A while back, I bought a pizza stone at Goodwill for, I think, $5.99, which seemed to be a really good deal to me. I had never made my own pizza, but I'd been known to bake bread on occasion, and I thought a baking stone might be just what I needed.
This weekend, I finally made my own pizza.
I still had a lot of tomato sauce in my freezer from making extra when I made that eggplant parmesan a couple weeks ago, so I decided to make conventional pizza. That is, not highbrow pizza -- no tofu ricotta, no pesto of any sort, just dough, sauce, vegan cheese, and toppings. I know, I know, pre-made vegan cheese is not exactly the tastiest thing ever. But I'm actually used to it, and also, I think it tastes pretty good cold, less good hot.
Making pizza dough is fun! I always get a little thrill from leaving dough to rise, coming back, and seeing it has doubled in size. Pizza dough gets especially spongey and stretchable. Then you get to stretch it! You can stretch however you please, use any shaping methods you are capable of, shape it however you want to -- or, more likely, however close to a circle you can manage. Pizza dough does seem to have a mind of its own. It won't give in too easily to your stretching whims. I want to go to a local pizzeria and watch some professionals in action, maybe learn to do that whole pie tossing thing -- what do you think? Think I could learn it?
My favorite pizza topping combination ever is pineapple and green peppers. I've come to learn that this is not a normal pizza topping combination.

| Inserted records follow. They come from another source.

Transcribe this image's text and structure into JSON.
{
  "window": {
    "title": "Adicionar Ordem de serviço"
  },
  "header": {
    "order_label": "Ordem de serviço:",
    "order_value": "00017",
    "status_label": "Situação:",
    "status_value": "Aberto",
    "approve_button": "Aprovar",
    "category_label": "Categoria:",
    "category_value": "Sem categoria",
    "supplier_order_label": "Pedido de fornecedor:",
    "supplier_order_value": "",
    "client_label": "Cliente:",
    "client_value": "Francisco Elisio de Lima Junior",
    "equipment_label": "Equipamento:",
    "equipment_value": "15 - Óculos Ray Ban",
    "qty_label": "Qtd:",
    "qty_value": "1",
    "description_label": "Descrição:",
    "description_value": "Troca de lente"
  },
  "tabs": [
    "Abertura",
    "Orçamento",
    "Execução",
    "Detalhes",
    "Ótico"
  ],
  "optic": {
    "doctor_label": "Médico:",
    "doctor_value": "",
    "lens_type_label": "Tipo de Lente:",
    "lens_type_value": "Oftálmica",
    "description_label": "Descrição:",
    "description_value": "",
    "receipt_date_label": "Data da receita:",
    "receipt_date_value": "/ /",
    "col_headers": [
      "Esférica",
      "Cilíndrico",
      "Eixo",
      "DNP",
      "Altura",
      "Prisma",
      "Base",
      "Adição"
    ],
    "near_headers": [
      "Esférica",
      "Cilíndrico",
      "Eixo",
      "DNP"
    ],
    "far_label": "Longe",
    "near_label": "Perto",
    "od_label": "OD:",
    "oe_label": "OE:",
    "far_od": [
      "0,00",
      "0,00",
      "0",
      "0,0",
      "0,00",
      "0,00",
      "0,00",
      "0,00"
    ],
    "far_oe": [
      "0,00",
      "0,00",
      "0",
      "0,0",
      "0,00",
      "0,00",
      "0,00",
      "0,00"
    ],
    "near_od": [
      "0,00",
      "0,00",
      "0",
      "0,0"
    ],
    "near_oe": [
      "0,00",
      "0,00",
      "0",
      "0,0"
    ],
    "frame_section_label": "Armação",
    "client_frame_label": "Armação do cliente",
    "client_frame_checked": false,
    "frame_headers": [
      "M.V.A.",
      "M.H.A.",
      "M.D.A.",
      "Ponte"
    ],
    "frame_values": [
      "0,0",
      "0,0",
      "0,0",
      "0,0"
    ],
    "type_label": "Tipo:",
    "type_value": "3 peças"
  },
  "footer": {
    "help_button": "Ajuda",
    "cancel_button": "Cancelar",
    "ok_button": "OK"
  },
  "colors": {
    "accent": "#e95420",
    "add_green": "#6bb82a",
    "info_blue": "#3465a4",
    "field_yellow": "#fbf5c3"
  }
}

For years, it's been virtually impossible to convince my friends to go in for it. Honestly, I don't know where or how I got started on this myself. I think that it just struck me as being tastes that ought to go together, and I try not to doubt my instincts. I had some nice farmer's market peppers and a can of pineapple chunks (I drained the juice into some Tupperware and put it in my freezer -- you never know when you might need a cup of pineapple juice).
Now, the crust on that first pizza struck me as a bit too plain. Pretty good, actually -- good texture, simultaneously crispy and soft -- but a little boring nevertheless. So for my next pizza, I melted a little vegan butter, mixed in some garlic powder and a little bit of salt, and brushed it on the crust. The second pizza would be peppers and mushrooms. Now sans pizza stone, I cooked it on some parchment paper on a cookie sheet on the lowest possible shelf in my oven and cooked it a little shorter, about eight minutes.
I also made some more doughnuts! Better this time. I used less dough in each doughnut and dipped them all in my delicious melted Enjoy Life! brand soy, dairy, and gluten-free chocolate chips. With sprinkles, for pretty-making! See how cute they are?